■ **Your task**: Wherever a line below holds the word "icon", copy that line.

(Data about app and page elements)
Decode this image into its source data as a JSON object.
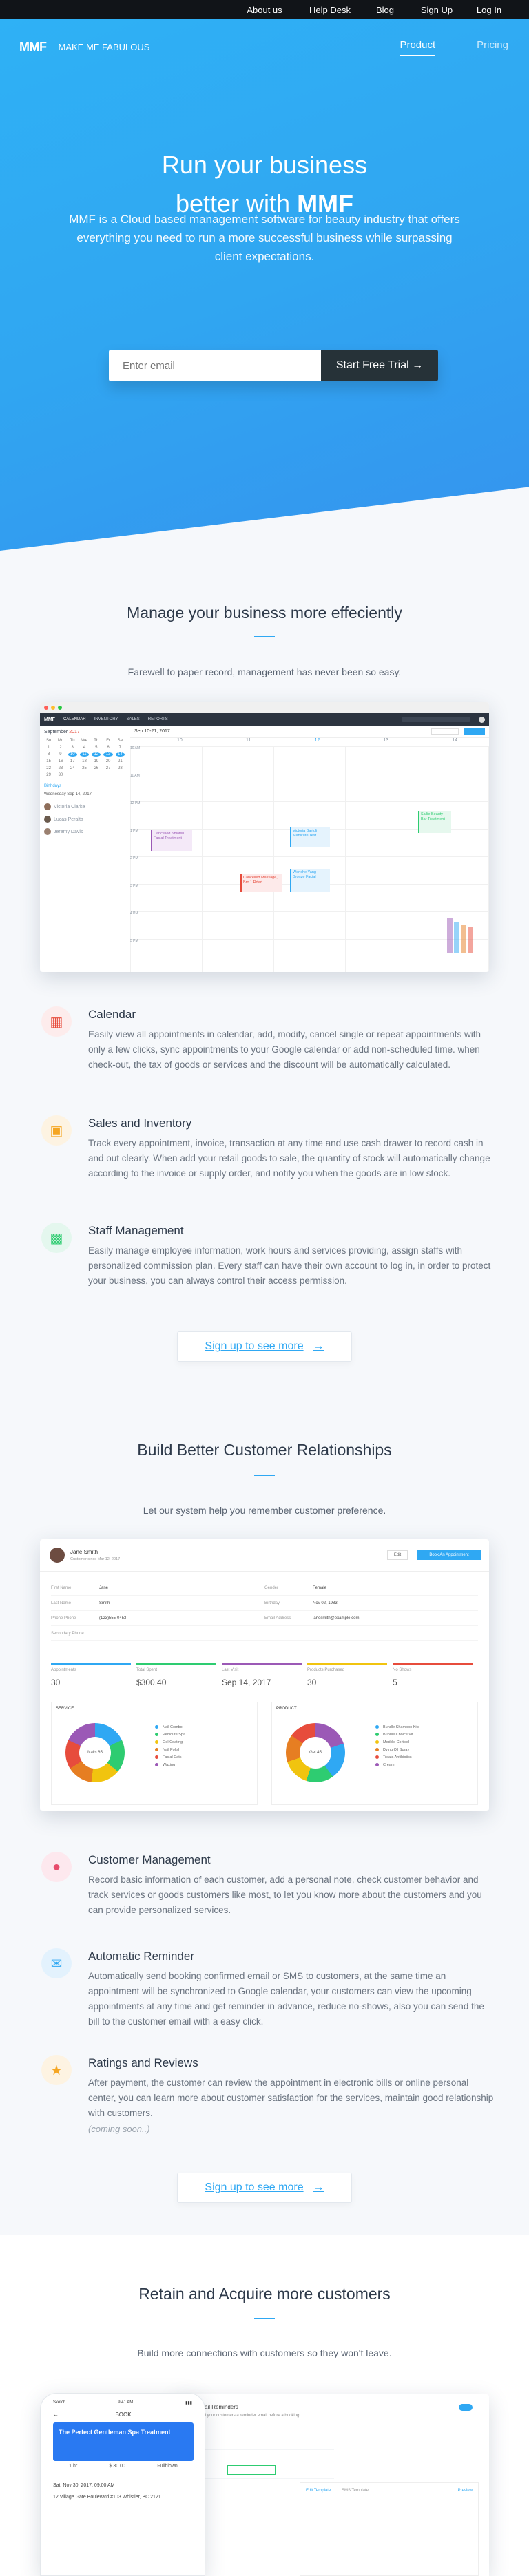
{
  "topnav": [
    "About us",
    "Help Desk",
    "Blog",
    "Sign Up",
    "Log In"
  ],
  "brand": {
    "logo": "MMF",
    "tagline": "MAKE ME FABULOUS"
  },
  "mainnav": {
    "product": "Product",
    "pricing": "Pricing"
  },
  "hero": {
    "line1": "Run your business",
    "line2_pre": "better with ",
    "line2_brand": "MMF",
    "subtitle": "MMF is a Cloud based management software for beauty industry that offers everything you need to run a more successful business while surpassing client expectations.",
    "email_placeholder": "Enter email",
    "cta": "Start Free Trial →"
  },
  "manage": {
    "title": "Manage your business more effeciently",
    "subtitle": "Farewell to paper record, management has never been so easy.",
    "features": [
      {
        "icon": "calendar-icon",
        "title": "Calendar",
        "text": "Easily view all appointments in calendar, add, modify, cancel single or repeat appointments with only a few clicks, sync appointments to your Google calendar or add non-scheduled time. when check-out, the tax of goods or services and the discount will be automatically calculated."
      },
      {
        "icon": "cash-register-icon",
        "title": "Sales and Inventory",
        "text": "Track every appointment, invoice, transaction at any time and use cash drawer to record cash in and out clearly. When add your retail goods to sale, the quantity of stock will automatically change according to the invoice or supply order, and notify you when the goods are in low stock."
      },
      {
        "icon": "staff-badge-icon",
        "title": "Staff Management",
        "text": "Easily manage employee information, work hours and services providing, assign staffs with personalized commission plan. Every staff can have their own account to log in, in order to protect your business, you can always control their access permission."
      }
    ],
    "cta": "Sign up to see more"
  },
  "calendar_mock": {
    "nav": [
      "CALENDAR",
      "INVENTORY",
      "SALES",
      "REPORTS"
    ],
    "month": "September",
    "year": "2017",
    "range": "Sep 10-21, 2017",
    "days": [
      "10",
      "11",
      "12",
      "13",
      "14"
    ],
    "times": [
      "10 AM",
      "11 AM",
      "12 PM",
      "1 PM",
      "2 PM",
      "3 PM",
      "4 PM",
      "5 PM"
    ],
    "section": "Birthdays",
    "date_label": "Wednesday Sep 14, 2017",
    "people": [
      "Victoria Clarke",
      "Lucas Peralta",
      "Jeremy Davis"
    ],
    "events": [
      {
        "label": "Cancelled Shiatsu Facial Treatment",
        "color": "#9b59b6"
      },
      {
        "label": "Victoria Bartoli Manicure Test",
        "color": "#2fa8f3"
      },
      {
        "label": "Cancelled Massage, Bro 1 Rdad",
        "color": "#e74c3c"
      },
      {
        "label": "Wenche Yang Bronze Facial",
        "color": "#2fa8f3"
      },
      {
        "label": "Sallie Beauty Bar Treatment",
        "color": "#2ecc71"
      }
    ]
  },
  "crm": {
    "title": "Build Better Customer Relationships",
    "subtitle": "Let our system help you remember customer preference.",
    "features": [
      {
        "icon": "customers-icon",
        "title": "Customer Management",
        "text": "Record basic information of each customer, add a personal note, check customer behavior and track services or goods customers like most, to let you know more about the customers and you can provide personalized services."
      },
      {
        "icon": "mail-icon",
        "title": "Automatic Reminder",
        "text": "Automatically send booking confirmed email or SMS to customers, at the same time an appointment will be synchronized to Google calendar, your customers can view the upcoming appointments at any time and get reminder in advance, reduce no-shows, also you can send the bill to the customer email with a easy click."
      },
      {
        "icon": "star-icon",
        "title": "Ratings and Reviews",
        "text": "After payment, the customer can review the appointment in electronic bills or online personal center, you can learn more about customer satisfaction for the services, maintain good relationship with customers."
      }
    ],
    "coming_soon": "(coming soon..)",
    "cta": "Sign up to see more"
  },
  "customer_mock": {
    "name": "Jane Smith",
    "since": "Customer since Mar 12, 2017",
    "edit": "Edit",
    "book": "Book An Appointment",
    "fields": [
      [
        "First Name",
        "Jane",
        "Gender",
        "Female"
      ],
      [
        "Last Name",
        "Smith",
        "Birthday",
        "Nov 02, 1983"
      ],
      [
        "Phone Phone",
        "(123)555-0453",
        "Email Address",
        "janesmith@example.com"
      ],
      [
        "Secondary Phone",
        "",
        "",
        ""
      ]
    ],
    "stats": [
      {
        "label": "Appointments",
        "value": "30",
        "color": "#2fa8f3"
      },
      {
        "label": "Total Spent",
        "value": "$300.40",
        "color": "#2ecc71"
      },
      {
        "label": "Last Visit",
        "value": "Sep 14, 2017",
        "color": "#9b59b6"
      },
      {
        "label": "Products Purchased",
        "value": "30",
        "color": "#f1c40f"
      },
      {
        "label": "No Shows",
        "value": "5",
        "color": "#e74c3c"
      }
    ],
    "service_label": "SERVICE",
    "product_label": "PRODUCT",
    "service_center": "Nails 65",
    "product_center": "Gel 45",
    "service_rows": [
      "Nail Combo",
      "Pedicure Spa",
      "Gel Coating",
      "Nail Polish",
      "Facial Cats",
      "Waxing"
    ],
    "product_rows": [
      "Bundle Shampoo Kits",
      "Bundle Choice Vit",
      "Meddle Cortisol",
      "Dying Oil Spray",
      "Treats Antibiotics",
      "Cream"
    ],
    "service_colors": [
      "#2fa8f3",
      "#2ecc71",
      "#f1c40f",
      "#e67e22",
      "#e74c3c",
      "#9b59b6"
    ]
  },
  "retain": {
    "title": "Retain and Acquire more customers",
    "subtitle": "Build more connections with customers so they won't leave."
  },
  "booking_mock": {
    "status": "9:41 AM",
    "carrier": "Sketch",
    "back": "BOOK",
    "card_title": "The Perfect Gentleman Spa Treatment",
    "duration": "1 hr",
    "price": "$ 30.00",
    "staff": "Fullblown",
    "date": "Sat, Nov 30, 2017, 09:00 AM",
    "address": "12 Village Gate Boulevard #103 Whistler, BC 2121",
    "admin_title": "Email Reminders",
    "admin_hint": "Send your customers a reminder email before a booking",
    "admin_tabs": [
      "Edit Template",
      "SMS Template"
    ],
    "admin_link": "Preview"
  }
}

■ **Response**:
        "icon": "calendar-icon",
        "icon": "cash-register-icon",
        "icon": "staff-badge-icon",
        "icon": "customers-icon",
        "icon": "mail-icon",
        "icon": "star-icon",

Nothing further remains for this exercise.